Jordan Barbour, Jonathan Burke, Francesca Harper, LaTrisa Harper, Dell Howlett, Krisha Marcano, Kenita Miller, Okieriete Onaodowan, Josh Tower, Gayle Turner, Glenn Turner, C. Kelly Wright
Every now and then a show off-Broadway comes along and inspires the audience. Langston in Harlem is one such rare shows. It entertains, informs, and pulls you emotionally into new experiences. This is a world premiere that people will be talking about for a long time to come.
Langston Hughes was a major poet of the Harlem Renaissance, the period of new modes of expression in Harlem in the 1920s and 30s. Langston was the master of spoken word poetry, predating current trends in both slam poetry and rap. This show has taken Langstons poetry and set much of it to music of the period; blues, jazz and gospel.
But Langston in Harlem is much more than Langston Hughes words set to music. It uses his work to trace the arc of his life Langston matures in Harlem and sees both the community’s growth and its containment. He transforms emotionally from a state of wide-eyed wonder, eventually embodying empathy, anger, revolt and finally acceptance, all in the space of less than two hours.
The show is the sum of so many wonderful performances it seems wrong to highlight just a few, but there are some real standouts in this cast of excellent performers.
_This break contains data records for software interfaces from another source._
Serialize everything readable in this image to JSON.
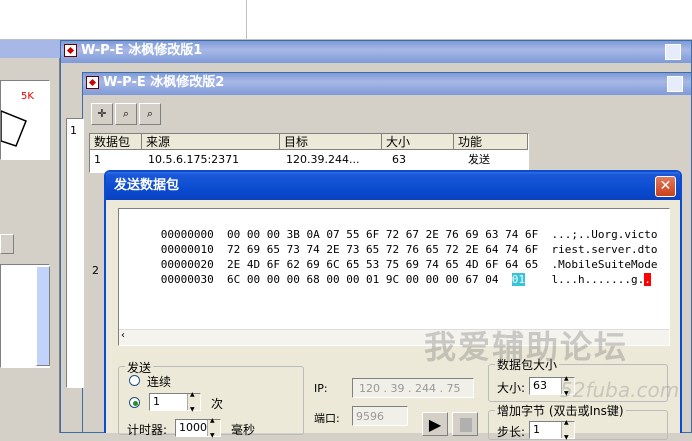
{
  "window1": {
    "title": "W-P-E 冰枫修改版1"
  },
  "window2": {
    "title": "W-P-E 冰枫修改版2"
  },
  "left_panel": {
    "meter_label": "5K"
  },
  "table": {
    "headers": [
      "数据包",
      "来源",
      "目标",
      "大小",
      "功能"
    ],
    "rows": [
      {
        "num": "1",
        "src": "10.5.6.175:2371",
        "dst": "120.39.244...",
        "size": "63",
        "func": "发送"
      }
    ],
    "side_numbers": [
      "1",
      "2"
    ]
  },
  "dialog": {
    "title": "发送数据包",
    "hex_lines": [
      {
        "offset": "00000000",
        "bytes": "00 00 00 3B 0A 07 55 6F 72 67 2E 76 69 63 74 6F",
        "ascii": "...;..Uorg.victo"
      },
      {
        "offset": "00000010",
        "bytes": "72 69 65 73 74 2E 73 65 72 76 65 72 2E 64 74 6F",
        "ascii": "riest.server.dto"
      },
      {
        "offset": "00000020",
        "bytes": "2E 4D 6F 62 69 6C 65 53 75 69 74 65 4D 6F 64 65",
        "ascii": ".MobileSuiteMode"
      },
      {
        "offset": "00000030",
        "bytes": "6C 00 00 00 68 00 00 01 9C 00 00 00 67 04",
        "ascii": "l...h.......g."
      }
    ],
    "selected_byte": "01",
    "send_group": {
      "label": "发送",
      "continuous": "连续",
      "count_value": "1",
      "count_unit": "次",
      "timer_label": "计时器:",
      "timer_value": "1000",
      "timer_unit": "毫秒"
    },
    "ip_label": "IP:",
    "ip_value": "120 . 39 . 244 . 75",
    "port_label": "端口:",
    "port_value": "9596",
    "size_group": {
      "label": "数据包大小",
      "size_label": "大小:",
      "size_value": "63"
    },
    "inc_group": {
      "label": "增加字节 (双击或Ins键)",
      "step_label": "步长:",
      "step_value": "1"
    }
  },
  "watermark": {
    "text": "我爱辅助论坛",
    "sub": "52fuba.com"
  }
}
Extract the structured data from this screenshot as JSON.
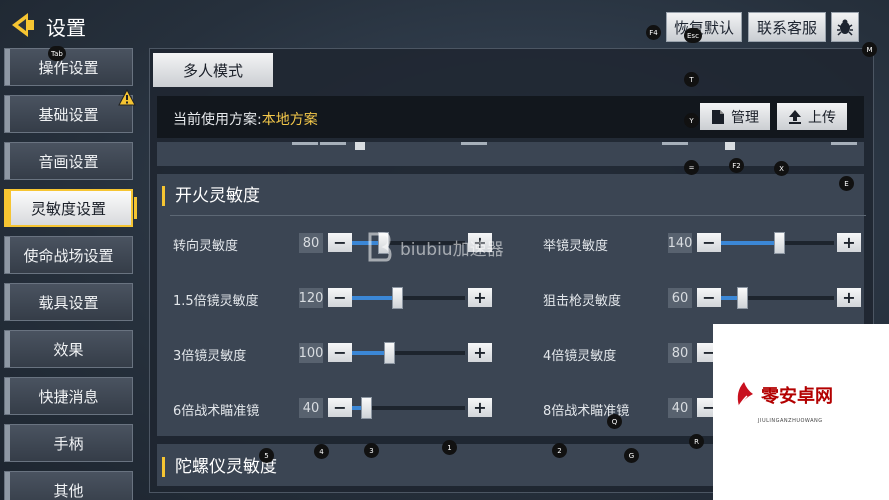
{
  "header": {
    "title": "设置",
    "buttons": {
      "restore_default": "恢复默认",
      "contact_service": "联系客服"
    }
  },
  "hotkeys": {
    "tab": "Tab",
    "f4": "F4",
    "esc": "Esc",
    "m": "M",
    "t": "T",
    "y": "Y",
    "eq": "=",
    "f2": "F2",
    "x": "X",
    "e": "E",
    "k5": "5",
    "k4": "4",
    "k3": "3",
    "k1": "1",
    "k2": "2",
    "g": "G",
    "q": "Q",
    "r": "R"
  },
  "sidebar": {
    "items": [
      {
        "label": "操作设置"
      },
      {
        "label": "基础设置"
      },
      {
        "label": "音画设置"
      },
      {
        "label": "灵敏度设置"
      },
      {
        "label": "使命战场设置"
      },
      {
        "label": "载具设置"
      },
      {
        "label": "效果"
      },
      {
        "label": "快捷消息"
      },
      {
        "label": "手柄"
      },
      {
        "label": "其他"
      }
    ],
    "active_index": 3
  },
  "main": {
    "mode_tab": "多人模式",
    "scheme_label": "当前使用方案:",
    "scheme_value": "本地方案",
    "manage_label": "管理",
    "upload_label": "上传",
    "section_fire": "开火灵敏度",
    "section_gyro": "陀螺仪灵敏度",
    "sliders": [
      {
        "label": "转向灵敏度",
        "value": "80",
        "fraction": 0.27
      },
      {
        "label": "举镜灵敏度",
        "value": "140",
        "fraction": 0.51
      },
      {
        "label": "1.5倍镜灵敏度",
        "value": "120",
        "fraction": 0.4
      },
      {
        "label": "狙击枪灵敏度",
        "value": "60",
        "fraction": 0.19
      },
      {
        "label": "3倍镜灵敏度",
        "value": "100",
        "fraction": 0.33
      },
      {
        "label": "4倍镜灵敏度",
        "value": "80",
        "fraction": 0.27
      },
      {
        "label": "6倍战术瞄准镜",
        "value": "40",
        "fraction": 0.12
      },
      {
        "label": "8倍战术瞄准镜",
        "value": "40",
        "fraction": 0.12
      }
    ]
  },
  "watermark": {
    "text": "biubiu加速器"
  },
  "overlay": {
    "text": "零安卓网",
    "sub": "JIULINGANZHUOWANG"
  },
  "colors": {
    "accent": "#f6c532",
    "fill": "#3b87d6",
    "scheme_value": "#f4c84a"
  }
}
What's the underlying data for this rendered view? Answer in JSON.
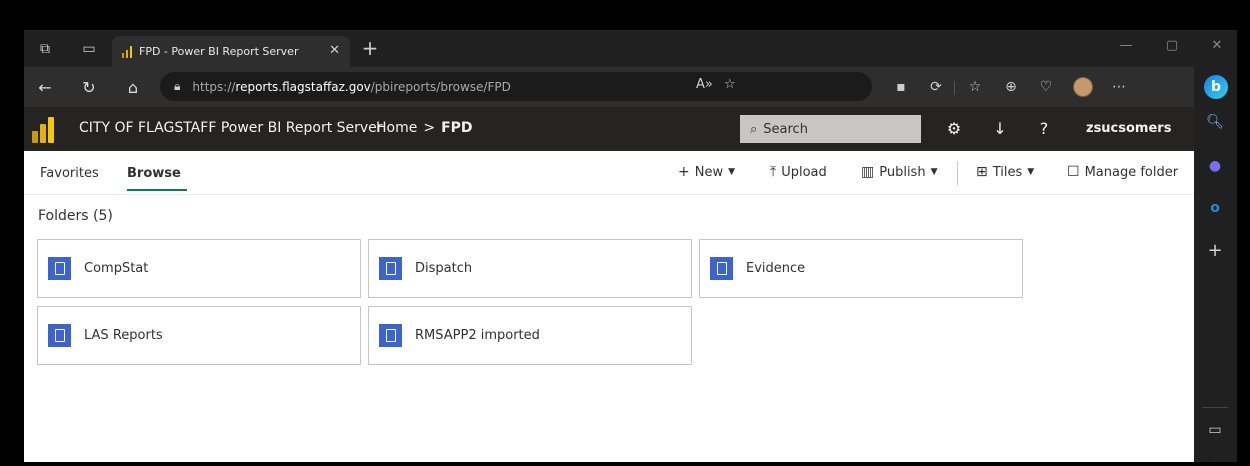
{
  "browser": {
    "tab_title": "FPD - Power BI Report Server",
    "url_prefix": "https://",
    "url_domain": "reports.flagstaffaz.gov",
    "url_path": "/pbireports/browse/FPD"
  },
  "header": {
    "title": "CITY OF FLAGSTAFF Power BI Report Server",
    "breadcrumb_home": "Home",
    "breadcrumb_separator": ">",
    "breadcrumb_current": "FPD",
    "search_placeholder": "Search",
    "user": "zsucsomers"
  },
  "nav": {
    "favorites": "Favorites",
    "browse": "Browse"
  },
  "commands": {
    "new": "New",
    "upload": "Upload",
    "publish": "Publish",
    "tiles": "Tiles",
    "manage_folder": "Manage folder"
  },
  "folders_heading": "Folders (5)",
  "folders": [
    {
      "name": "CompStat"
    },
    {
      "name": "Dispatch"
    },
    {
      "name": "Evidence"
    },
    {
      "name": "LAS Reports"
    },
    {
      "name": "RMSAPP2 imported"
    }
  ],
  "colors": {
    "accent": "#0e7a64",
    "tile_icon": "#3d64cc",
    "pbi_yellow": "#f2c811"
  },
  "icons": {
    "workspaces": "workspaces-icon",
    "tab_actions": "tab-actions-icon",
    "powerbi": "powerbi-icon",
    "folder": "folder-icon"
  }
}
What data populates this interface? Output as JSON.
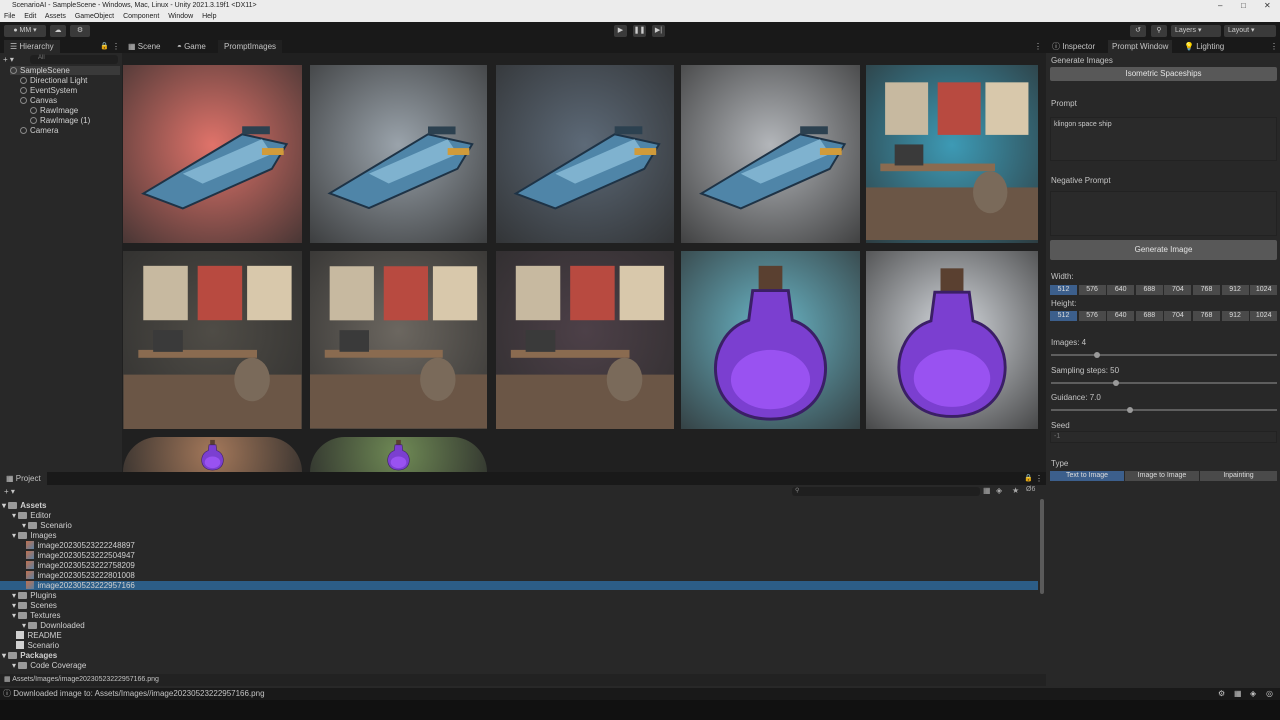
{
  "window": {
    "title": "ScenarioAI - SampleScene - Windows, Mac, Linux - Unity 2021.3.19f1 <DX11>"
  },
  "menu": [
    "File",
    "Edit",
    "Assets",
    "GameObject",
    "Component",
    "Window",
    "Help"
  ],
  "toolbar": {
    "account": "MM",
    "layers": "Layers",
    "layout": "Layout"
  },
  "hierarchy": {
    "tab": "Hierarchy",
    "search_placeholder": "All",
    "items": [
      {
        "label": "SampleScene",
        "depth": 0
      },
      {
        "label": "Directional Light",
        "depth": 1
      },
      {
        "label": "EventSystem",
        "depth": 1
      },
      {
        "label": "Canvas",
        "depth": 1
      },
      {
        "label": "RawImage",
        "depth": 2
      },
      {
        "label": "RawImage (1)",
        "depth": 2
      },
      {
        "label": "Camera",
        "depth": 1
      }
    ]
  },
  "view_tabs": [
    "Scene",
    "Game",
    "PromptImages"
  ],
  "gallery": {
    "images": [
      {
        "subject": "spaceship",
        "bg": "#e0736a"
      },
      {
        "subject": "spaceship",
        "bg": "#9aa3ab"
      },
      {
        "subject": "spaceship",
        "bg": "#5d6a78"
      },
      {
        "subject": "spaceship",
        "bg": "#b3b6ba"
      },
      {
        "subject": "retro office",
        "bg": "#3d9ab5"
      },
      {
        "subject": "retro office",
        "bg": "#4f4c46"
      },
      {
        "subject": "retro office",
        "bg": "#6c6760"
      },
      {
        "subject": "retro office",
        "bg": "#4d4048"
      },
      {
        "subject": "potion",
        "bg": "#6bb8c9"
      },
      {
        "subject": "potion",
        "bg": "#d7dbe0"
      },
      {
        "subject": "potion",
        "bg": "#a4785a"
      },
      {
        "subject": "potion",
        "bg": "#6f8a55"
      }
    ]
  },
  "inspector": {
    "tabs": [
      "Inspector",
      "Prompt Window",
      "Lighting"
    ],
    "header": "Generate Images",
    "preset_button": "Isometric Spaceships",
    "prompt_label": "Prompt",
    "prompt_value": "klingon space ship",
    "negative_label": "Negative Prompt",
    "negative_value": "",
    "generate_button": "Generate Image",
    "width_label": "Width:",
    "height_label": "Height:",
    "sizes": [
      "512",
      "576",
      "640",
      "688",
      "704",
      "768",
      "912",
      "1024"
    ],
    "images_label": "Images: 4",
    "images_value": 4,
    "steps_label": "Sampling steps: 50",
    "steps_value": 50,
    "guidance_label": "Guidance: 7.0",
    "guidance_value": 7.0,
    "seed_label": "Seed",
    "seed_value": "-1",
    "type_label": "Type",
    "types": [
      "Text to Image",
      "Image to Image",
      "Inpainting"
    ]
  },
  "project": {
    "tab": "Project",
    "items": [
      {
        "label": "Assets",
        "depth": 0,
        "kind": "folder",
        "bold": true
      },
      {
        "label": "Editor",
        "depth": 1,
        "kind": "folder"
      },
      {
        "label": "Scenario",
        "depth": 2,
        "kind": "folder"
      },
      {
        "label": "Images",
        "depth": 1,
        "kind": "folder"
      },
      {
        "label": "image20230523222248897",
        "depth": 2,
        "kind": "image"
      },
      {
        "label": "image20230523222504947",
        "depth": 2,
        "kind": "image"
      },
      {
        "label": "image20230523222758209",
        "depth": 2,
        "kind": "image"
      },
      {
        "label": "image20230523222801008",
        "depth": 2,
        "kind": "image"
      },
      {
        "label": "image20230523222957166",
        "depth": 2,
        "kind": "image",
        "selected": true
      },
      {
        "label": "Plugins",
        "depth": 1,
        "kind": "folder"
      },
      {
        "label": "Scenes",
        "depth": 1,
        "kind": "folder"
      },
      {
        "label": "Textures",
        "depth": 1,
        "kind": "folder"
      },
      {
        "label": "Downloaded",
        "depth": 2,
        "kind": "folder"
      },
      {
        "label": "README",
        "depth": 1,
        "kind": "file"
      },
      {
        "label": "Scenario",
        "depth": 1,
        "kind": "file"
      },
      {
        "label": "Packages",
        "depth": 0,
        "kind": "folder",
        "bold": true
      },
      {
        "label": "Code Coverage",
        "depth": 1,
        "kind": "folder"
      }
    ],
    "path": "Assets/Images/image20230523222957166.png",
    "hidden_count": "6"
  },
  "status": {
    "message": "Downloaded image to: Assets/Images//image20230523222957166.png"
  }
}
Josh Tower is a stage veteran that brings to his Langston Hughes a humanity, joy and sense of wonderment that keeps the emotional heart of this play beating loudly. The character does hit some dark moments late in the show, but Mr. Towers spoken word rendition of I Am A Negro pulls the anger and angst into raw feelings that everyone can understand.
C. Kelly Wright as Madam and Kenita Miller as Zora are both given the opportunity to shine in individual numbers, and shine they do. With both faces and voices that rend at your heart, these characters anchor Langston and the audience in the moment. These two ladies stand out, but there isnt a bad performance in the show.
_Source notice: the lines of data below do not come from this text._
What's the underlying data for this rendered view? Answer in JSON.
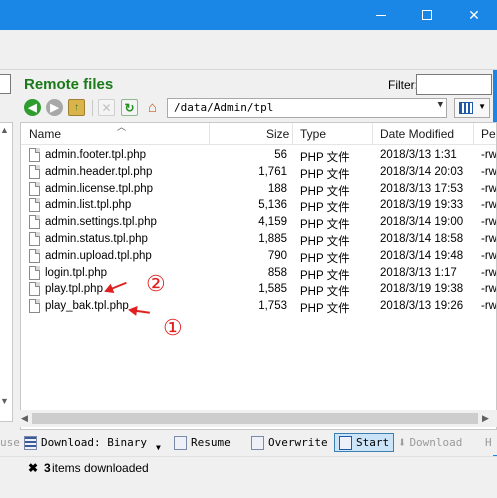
{
  "window": {
    "controls": {
      "minimize": "—",
      "maximize": "☐",
      "close": "✕"
    },
    "accent_color": "#1a87e6"
  },
  "remote": {
    "title": "Remote files",
    "filter_label": "Filter:",
    "filter_value": "",
    "path": "/data/Admin/tpl",
    "title_color": "#1a7a1a"
  },
  "toolbar_icons": [
    "back-icon",
    "forward-icon",
    "up-folder-icon",
    "delete-icon",
    "refresh-icon",
    "home-icon",
    "view-list-icon"
  ],
  "columns": {
    "name": "Name",
    "size": "Size",
    "type": "Type",
    "date": "Date Modified",
    "perm": "Pe"
  },
  "files": [
    {
      "name": "admin.footer.tpl.php",
      "size": "56",
      "type": "PHP 文件",
      "date": "2018/3/13 1:31",
      "perm": "-rw-"
    },
    {
      "name": "admin.header.tpl.php",
      "size": "1,761",
      "type": "PHP 文件",
      "date": "2018/3/14 20:03",
      "perm": "-rw-"
    },
    {
      "name": "admin.license.tpl.php",
      "size": "188",
      "type": "PHP 文件",
      "date": "2018/3/13 17:53",
      "perm": "-rw-"
    },
    {
      "name": "admin.list.tpl.php",
      "size": "5,136",
      "type": "PHP 文件",
      "date": "2018/3/19 19:33",
      "perm": "-rw-"
    },
    {
      "name": "admin.settings.tpl.php",
      "size": "4,159",
      "type": "PHP 文件",
      "date": "2018/3/14 19:00",
      "perm": "-rw-"
    },
    {
      "name": "admin.status.tpl.php",
      "size": "1,885",
      "type": "PHP 文件",
      "date": "2018/3/14 18:58",
      "perm": "-rw-"
    },
    {
      "name": "admin.upload.tpl.php",
      "size": "790",
      "type": "PHP 文件",
      "date": "2018/3/14 19:48",
      "perm": "-rw-"
    },
    {
      "name": "login.tpl.php",
      "size": "858",
      "type": "PHP 文件",
      "date": "2018/3/13 1:17",
      "perm": "-rw-"
    },
    {
      "name": "play.tpl.php",
      "size": "1,585",
      "type": "PHP 文件",
      "date": "2018/3/19 19:38",
      "perm": "-rw-"
    },
    {
      "name": "play_bak.tpl.php",
      "size": "1,753",
      "type": "PHP 文件",
      "date": "2018/3/13 19:26",
      "perm": "-rw-"
    }
  ],
  "annotations": {
    "one": "①",
    "two": "②",
    "color": "#e02020"
  },
  "queue": {
    "left_cut": "use",
    "download_mode": "Download: Binary",
    "resume": "Resume",
    "overwrite": "Overwrite",
    "start": "Start",
    "download": "Download",
    "right_cut": "H"
  },
  "status": {
    "close_symbol": "✖",
    "count": "3",
    "text": "items downloaded"
  }
}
The simple set at Urban Stages is augmented wonderfully by amazing lighting design by William H. Grant III and by projections designed by Alex Koch. Walter Marks provided most of the music for Hughes’s lyrics, and the musical choices are excellent, highlighting the words appropriately.
The direction by Kent Gash is excellent, keeping the show moving swiftly early and then giving some time for the more complex emotions to shine through late in the show. Mr. Gash also uses spoken word poetry sparingly but effectively to show Mr. Hughes’s genius.
Langston in Harlem often reminds one of Aint Misbehavin’, sharing a similar style of music, but where Aint Misbehavin’ shined was in showcasing the music of Fats Waller, Langston in Harlem shines by reflecting our lives and dreams in the passionate words of Langston Hughes.